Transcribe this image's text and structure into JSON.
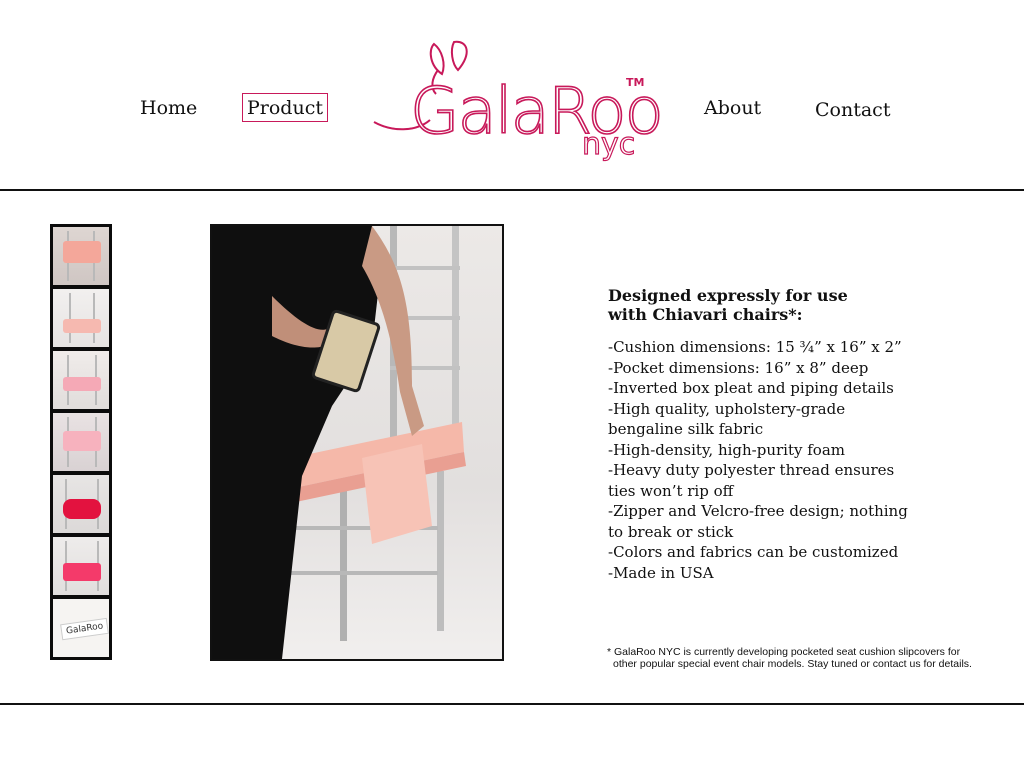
{
  "nav": {
    "home": "Home",
    "product": "Product",
    "about": "About",
    "contact": "Contact"
  },
  "brand": {
    "name": "GalaRoo",
    "suffix": "nyc",
    "trademark": "TM",
    "color": "#c8195a"
  },
  "thumbnails": [
    {
      "id": "thumb-1",
      "label": "GalaRoo"
    },
    {
      "id": "thumb-2"
    },
    {
      "id": "thumb-3"
    },
    {
      "id": "thumb-4"
    },
    {
      "id": "thumb-5"
    },
    {
      "id": "thumb-6"
    },
    {
      "id": "thumb-7"
    }
  ],
  "product": {
    "headline_line1": "Designed expressly for use",
    "headline_line2": "with Chiavari chairs*:",
    "features": [
      "-Cushion dimensions: 15 ¾” x 16” x 2”",
      "-Pocket dimensions: 16” x 8” deep",
      "-Inverted box pleat and piping details",
      "-High quality, upholstery-grade",
      "bengaline silk fabric",
      "-High-density, high-purity foam",
      "-Heavy duty polyester thread ensures",
      "ties won’t rip off",
      "-Zipper and Velcro-free design; nothing",
      "to break or stick",
      "-Colors and fabrics can be customized",
      "-Made in USA"
    ],
    "footnote_line1": "* GalaRoo NYC is currently developing pocketed seat cushion slipcovers for",
    "footnote_line2": "other popular special event chair models. Stay tuned or contact us for details."
  }
}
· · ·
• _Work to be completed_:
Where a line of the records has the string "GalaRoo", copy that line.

• _Exercise result_:
    "name": "GalaRoo",
      "label": "GalaRoo"
    "footnote_line1": "* GalaRoo NYC is currently developing pocketed seat cushion slipcovers for",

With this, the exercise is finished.